by Cathy Scibelli
I write a blog dedicated to those with serious illnesses but rarely discuss topics specifically related to illness, preferring to focus on stories that will make people laugh and forget for a while the problems they face. However, there are times when the very act of dealing with illness brings love and laughter into my life. I thought I would share a recent example of how I’ve changed “chemotherapy” into “chemobearapy.”
Every three weeks, I go to the Monter Center on Long Island to receive a “maintenance dose” of Herceptin to control the breast cancer that has metastasized in my body. My blog sidekick, a 3″ teddy bear named Stretch, comes along with me.
Most of the nurses in the center know about Stretch, so when we arrive he’s greeted and fussed over.

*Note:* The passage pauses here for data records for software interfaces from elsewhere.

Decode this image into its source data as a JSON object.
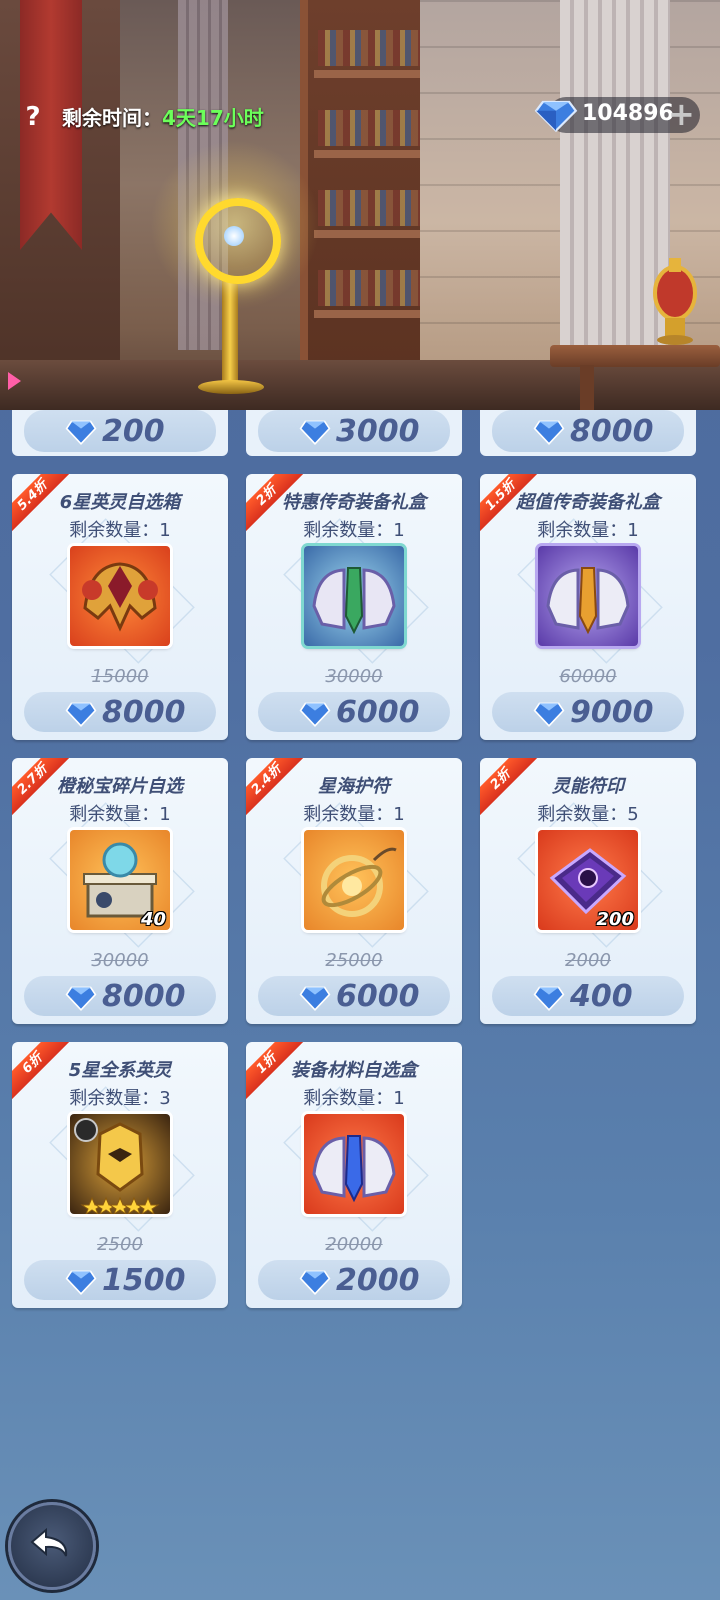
{
  "header": {
    "help_label": "?",
    "time_label": "剩余时间：",
    "time_value": "4天17小时",
    "gem_count": "104896",
    "plus_label": "+"
  },
  "top_prices": [
    "200",
    "3000",
    "8000"
  ],
  "items": [
    {
      "discount": "5.4折",
      "name": "6星英灵自选箱",
      "stock": "剩余数量：1",
      "qty": "",
      "old_price": "15000",
      "price": "8000",
      "art": "helm-red"
    },
    {
      "discount": "2折",
      "name": "特惠传奇装备礼盒",
      "stock": "剩余数量：1",
      "qty": "",
      "old_price": "30000",
      "price": "6000",
      "art": "armor-blue"
    },
    {
      "discount": "1.5折",
      "name": "超值传奇装备礼盒",
      "stock": "剩余数量：1",
      "qty": "",
      "old_price": "60000",
      "price": "9000",
      "art": "armor-purple"
    },
    {
      "discount": "2.7折",
      "name": "橙秘宝碎片自选",
      "stock": "剩余数量：1",
      "qty": "40",
      "old_price": "30000",
      "price": "8000",
      "art": "orb-gold"
    },
    {
      "discount": "2.4折",
      "name": "星海护符",
      "stock": "剩余数量：1",
      "qty": "",
      "old_price": "25000",
      "price": "6000",
      "art": "amulet"
    },
    {
      "discount": "2折",
      "name": "灵能符印",
      "stock": "剩余数量：5",
      "qty": "200",
      "old_price": "2000",
      "price": "400",
      "art": "rune-purple"
    },
    {
      "discount": "6折",
      "name": "5星全系英灵",
      "stock": "剩余数量：3",
      "qty": "",
      "old_price": "2500",
      "price": "1500",
      "art": "hero-all"
    },
    {
      "discount": "1折",
      "name": "装备材料自选盒",
      "stock": "剩余数量：1",
      "qty": "",
      "old_price": "20000",
      "price": "2000",
      "art": "armor-orange"
    }
  ],
  "colors": {
    "ribbon": "#e0371f",
    "time_green": "#6cff5a",
    "price_text": "#4a5e92",
    "card_bg": "#eef5fc"
  }
}
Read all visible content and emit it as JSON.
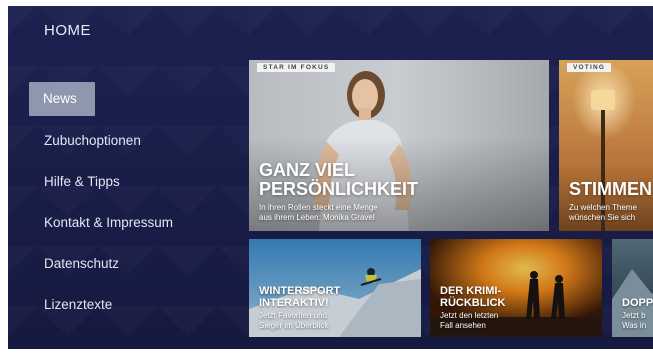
{
  "header": {
    "title": "HOME"
  },
  "menu": {
    "items": [
      {
        "label": "News"
      },
      {
        "label": "Zubuchoptionen"
      },
      {
        "label": "Hilfe & Tipps"
      },
      {
        "label": "Kontakt & Impressum"
      },
      {
        "label": "Datenschutz"
      },
      {
        "label": "Lizenztexte"
      }
    ]
  },
  "cards": {
    "featured": {
      "badge": "STAR IM FOKUS",
      "title_line1": "GANZ VIEL",
      "title_line2": "PERSÖNLICHKEIT",
      "sub_line1": "In ihren Rollen steckt eine Menge",
      "sub_line2": "aus ihrem Leben: Monika Gravel"
    },
    "voting": {
      "badge": "VOTING",
      "title": "STIMMEN",
      "sub_line1": "Zu welchen Theme",
      "sub_line2": "wünschen Sie sich"
    },
    "wintersport": {
      "title_line1": "WINTERSPORT",
      "title_line2": "INTERAKTIV!",
      "sub_line1": "Jetzt Favoriten und",
      "sub_line2": "Sieger im Überblick"
    },
    "krimi": {
      "title_line1": "DER KRIMI-",
      "title_line2": "RÜCKBLICK",
      "sub_line1": "Jetzt den letzten",
      "sub_line2": "Fall ansehen"
    },
    "partial": {
      "title": "DOPP",
      "sub_line1": "Jetzt b",
      "sub_line2": "Was in"
    }
  },
  "colors": {
    "background": "#1c2150",
    "menu_active": "#8f97af",
    "text": "#e3e6f2"
  }
}
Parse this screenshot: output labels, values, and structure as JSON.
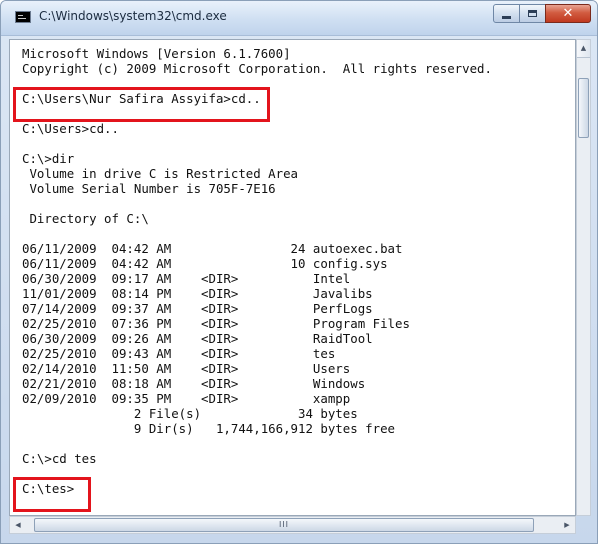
{
  "window": {
    "title": "C:\\Windows\\system32\\cmd.exe",
    "icon": "cmd-icon",
    "buttons": {
      "minimize": "minimize-icon",
      "maximize": "maximize-icon",
      "close_label": "✕"
    }
  },
  "console": {
    "lines": [
      "Microsoft Windows [Version 6.1.7600]",
      "Copyright (c) 2009 Microsoft Corporation.  All rights reserved.",
      "",
      "C:\\Users\\Nur Safira Assyifa>cd..",
      "",
      "C:\\Users>cd..",
      "",
      "C:\\>dir",
      " Volume in drive C is Restricted Area",
      " Volume Serial Number is 705F-7E16",
      "",
      " Directory of C:\\",
      "",
      "06/11/2009  04:42 AM                24 autoexec.bat",
      "06/11/2009  04:42 AM                10 config.sys",
      "06/30/2009  09:17 AM    <DIR>          Intel",
      "11/01/2009  08:14 PM    <DIR>          Javalibs",
      "07/14/2009  09:37 AM    <DIR>          PerfLogs",
      "02/25/2010  07:36 PM    <DIR>          Program Files",
      "06/30/2009  09:26 AM    <DIR>          RaidTool",
      "02/25/2010  09:43 AM    <DIR>          tes",
      "02/14/2010  11:50 AM    <DIR>          Users",
      "02/21/2010  08:18 AM    <DIR>          Windows",
      "02/09/2010  09:35 PM    <DIR>          xampp",
      "               2 File(s)             34 bytes",
      "               9 Dir(s)   1,744,166,912 bytes free",
      "",
      "C:\\>cd tes",
      "",
      "C:\\tes>"
    ]
  },
  "scrollbars": {
    "up_arrow": "▲",
    "left_arrow": "◀",
    "right_arrow": "▶",
    "thumb_grip": "III"
  },
  "colors": {
    "highlight": "#e3141c",
    "console_background": "#ffffff",
    "console_text": "#111111"
  }
}
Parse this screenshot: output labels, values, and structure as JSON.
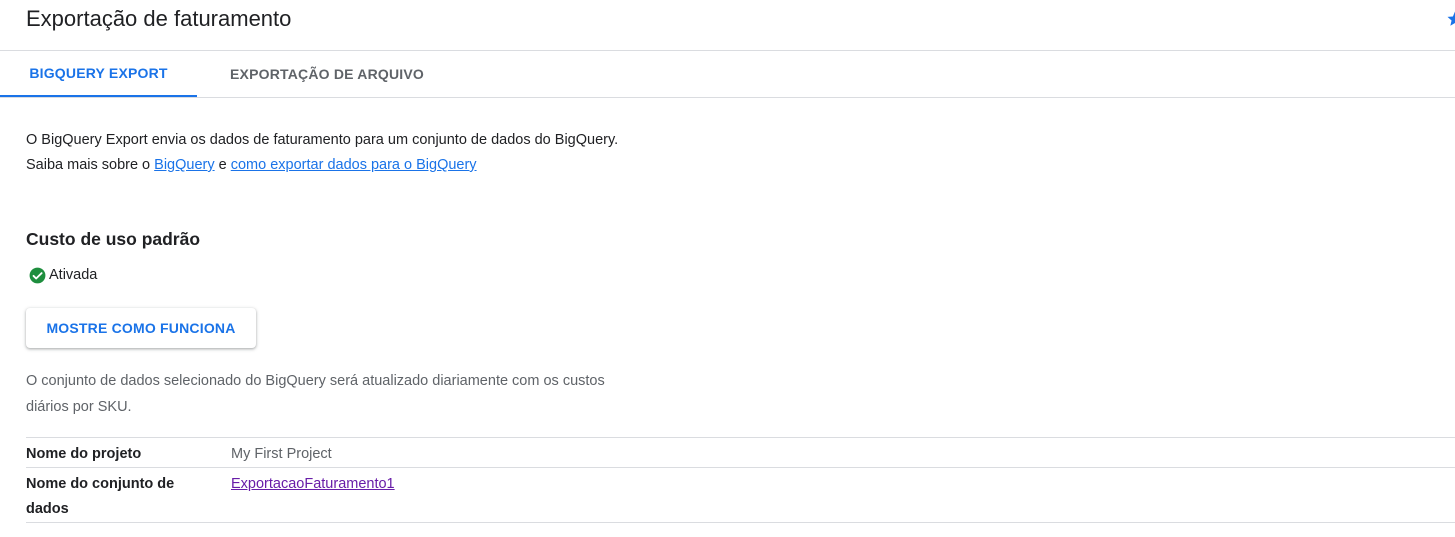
{
  "header": {
    "title": "Exportação de faturamento"
  },
  "tabs": [
    {
      "label": "BIGQUERY EXPORT",
      "active": true
    },
    {
      "label": "EXPORTAÇÃO DE ARQUIVO",
      "active": false
    }
  ],
  "intro": {
    "text_1": "O BigQuery Export envia os dados de faturamento para um conjunto de dados do BigQuery. Saiba mais sobre o ",
    "link_1": "BigQuery",
    "text_2": " e ",
    "link_2": "como exportar dados para o BigQuery"
  },
  "section": {
    "title": "Custo de uso padrão",
    "status_label": "Ativada",
    "status_icon": "check-circle-icon",
    "status_color": "#1e8e3e",
    "button_label": "MOSTRE COMO FUNCIONA",
    "description": "O conjunto de dados selecionado do BigQuery será atualizado diariamente com os custos diários por SKU."
  },
  "details": {
    "rows": [
      {
        "label": "Nome do projeto",
        "value": "My First Project"
      },
      {
        "label": "Nome do conjunto de dados",
        "value": "ExportacaoFaturamento1"
      }
    ]
  },
  "colors": {
    "accent": "#1a73e8",
    "visited_link": "#681da8",
    "success": "#1e8e3e"
  }
}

Last Friday we had a nurse, Jane, who hasn’t treated us before so she was curious about the hub bub that Stretch causes. I explained to her about the blog and introduced her to Stretch. Their eyes met, she smiled at him, and it was love at first sight.
Stretch of course wanted to impress her, so he volunteered to help her by watching my IV monitor. As he was sitting on the monitor, another visitor arrived, a social worker named Sandra who came to tell us about some new support programs the Monter Center is starting for breast cancer patients. In turn, I introduced her to Stretch.
Well, that fickle little bear left his post at the IV monitor, crawled into Sandra’s pocket, and proceeded to charm her and offer his assistance in getting the word out about the new programs. But he deftly managed to get back to the cubicle in time to look as if he had been sitting there diligently watching the chemo monitor just as the alarm went off to indicate the session was completed.
We shared some hugs and laughs all around, Stretch presented Jane with a St. Patrick’s Day plant to reassure her that she was Number One in his heart, and we went on our way feeling that not only had we treated our cancer, we had also replenished our spirit.
Living with a life-threatening illness is like being on a roller coaster. Friday was one of the days when you reach the top of the hill and instead of crashing down in terror, you plunge laughing and waving your arms, forgetting your fears. Unfortunately you don’t get to step off the roller coaster at the bottom. But as the ride continues it’s always good to look forward in hopeful anticipation that the next loop around the bend will be fun instead of scary, and make sure you take along fellow riders who give you courage and inspire you. I was going to suggest you might want to find your own little mascot, too–but be warned that they are high maintenance and tend to take over your blog, as well as run your life.
Cathy Scibelli has been living with metastatic breast cancer since 2012. She blogs about the ways she continues to enjoy her life with her sidekick Stretch who always has a unique perspective on their adventures.